Directions: Read the data below line by line and copy each one with "integrator" in it.

-- Opening Marker --

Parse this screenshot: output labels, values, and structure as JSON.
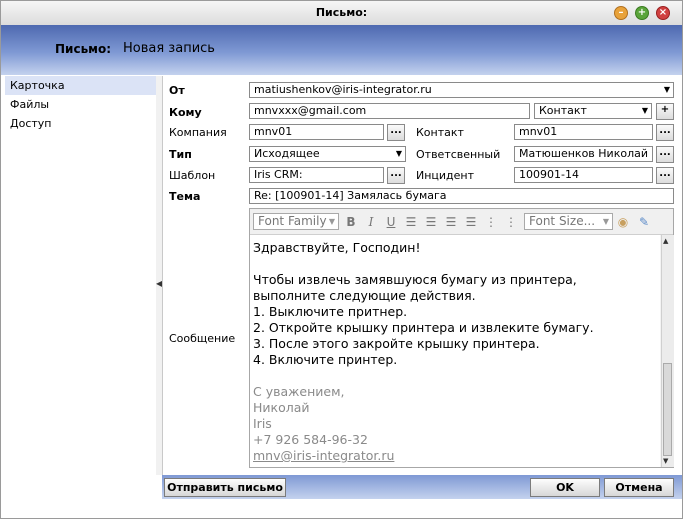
{
  "window": {
    "title": "Письмо:"
  },
  "header": {
    "label": "Письмо:",
    "value": "Новая запись"
  },
  "sidebar": {
    "items": [
      {
        "label": "Карточка",
        "selected": true
      },
      {
        "label": "Файлы",
        "selected": false
      },
      {
        "label": "Доступ",
        "selected": false
      }
    ]
  },
  "form": {
    "from": {
      "label": "От",
      "value": "matiushenkov@iris-integrator.ru"
    },
    "to": {
      "label": "Кому",
      "value": "mnvxxx@gmail.com",
      "type": "Контакт",
      "add": "+"
    },
    "company": {
      "label": "Компания",
      "value": "mnv01"
    },
    "contact": {
      "label": "Контакт",
      "value": "mnv01"
    },
    "type": {
      "label": "Тип",
      "value": "Исходящее"
    },
    "responsible": {
      "label": "Ответсвенный",
      "value": "Матюшенков Николай"
    },
    "template": {
      "label": "Шаблон",
      "value": "Iris CRM:"
    },
    "incident": {
      "label": "Инцидент",
      "value": "100901-14"
    },
    "subject": {
      "label": "Тема",
      "value": "Re: [100901-14] Замялась бумага"
    },
    "message": {
      "label": "Сообщение"
    },
    "dots": "..."
  },
  "editor": {
    "font_family": "Font Family",
    "font_size": "Font Size...",
    "bold": "B",
    "italic": "I",
    "underline": "U",
    "lines": [
      "Здравствуйте, Господин!",
      "",
      "Чтобы извлечь замявшуюся бумагу из принтера,",
      "выполните следующие действия.",
      "1. Выключите притнер.",
      "2. Откройте крышку принтера и извлеките бумагу.",
      "3. После этого закройте крышку принтера.",
      "4. Включите принтер.",
      "",
      "С уважением,",
      "Николай",
      "Iris",
      "+7 926 584-96-32",
      "mnv@iris-integrator.ru"
    ]
  },
  "buttons": {
    "send": "Отправить письмо",
    "ok": "OK",
    "cancel": "Отмена"
  },
  "colors": {
    "header_dark": "#4e69b0",
    "header_light": "#c4d2ee",
    "selection": "#dbe3f6"
  }
}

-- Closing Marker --

Result below:
      "value": "matiushenkov@iris-integrator.ru"
      "mnv@iris-integrator.ru"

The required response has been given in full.